Draper is addressing these issues as it develops ChipSats for a proposed mission to explore Europa, with funding from NASA’s Innovative Advanced Concepts (NIAC) branch. “Traditional spacecraft mission architectures minimize risk while maximizing redundancy,” said Brett Streetman, who leads Draper’s ChipSat work. “The small size and low cost of ChipSats offer an opportunity to accept far more risk, as you only need a small percentage of them to survive the mission, so you can pack critical space exploration capabilities into a tiny package.”
The Europa mission uses a CubeSat that could scan the Jovian moon to detect areas that may have the thinnest ice and then send hundreds of ChipSats to look for signs of life below the surface. Draper is applying expertise in areas including spacecraft mission design, micropackaging, and transitioning university research into operational prototypes as it develops ChipSats. Field tests of workable prototypes could begin as early as 2019, potentially helping pave the way for the systems that could be used in the Alpha Centauri concept decades later.

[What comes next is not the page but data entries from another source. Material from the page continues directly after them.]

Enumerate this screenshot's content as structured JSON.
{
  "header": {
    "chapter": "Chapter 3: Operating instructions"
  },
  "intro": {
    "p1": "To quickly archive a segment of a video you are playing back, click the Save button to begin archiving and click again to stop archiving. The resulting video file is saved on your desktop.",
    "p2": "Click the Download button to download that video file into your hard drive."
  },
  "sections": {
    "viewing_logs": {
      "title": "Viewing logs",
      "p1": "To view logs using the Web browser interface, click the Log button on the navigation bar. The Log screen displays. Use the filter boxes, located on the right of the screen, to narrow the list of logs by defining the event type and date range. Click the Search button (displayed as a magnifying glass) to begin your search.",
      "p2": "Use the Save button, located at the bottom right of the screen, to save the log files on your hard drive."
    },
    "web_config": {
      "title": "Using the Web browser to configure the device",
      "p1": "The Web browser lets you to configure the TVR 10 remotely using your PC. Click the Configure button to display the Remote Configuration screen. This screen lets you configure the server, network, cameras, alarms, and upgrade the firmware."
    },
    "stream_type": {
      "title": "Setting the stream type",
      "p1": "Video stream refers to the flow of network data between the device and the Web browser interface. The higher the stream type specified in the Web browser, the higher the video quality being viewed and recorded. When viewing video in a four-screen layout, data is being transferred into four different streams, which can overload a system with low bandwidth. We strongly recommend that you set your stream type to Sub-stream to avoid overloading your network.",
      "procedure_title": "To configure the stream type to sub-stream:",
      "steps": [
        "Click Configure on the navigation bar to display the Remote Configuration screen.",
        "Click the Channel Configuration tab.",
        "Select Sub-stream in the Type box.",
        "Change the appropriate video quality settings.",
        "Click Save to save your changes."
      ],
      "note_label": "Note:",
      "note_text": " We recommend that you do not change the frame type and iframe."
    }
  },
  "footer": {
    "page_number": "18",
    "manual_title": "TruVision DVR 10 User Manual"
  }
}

Draper has demonstrated the technology solutions needed to address pointing and stabilization challenges across spacecraft of many scales, from attitude control algorithms for the International Space Station to small attitude control instruments such as the Inertial Stellar Compass.
Other recent examples of Draper’s space expertise that could be applied to the Alpha Centauri mission include the development of guidance and navigation software that helped NASA’s Orion spacecraft return to Earth successfully during a 2014 flight test, and development of guidance, navigation and control technology for Orbital Science’s Cygnus spacecraft that NASA uses to resupply the International Space Station.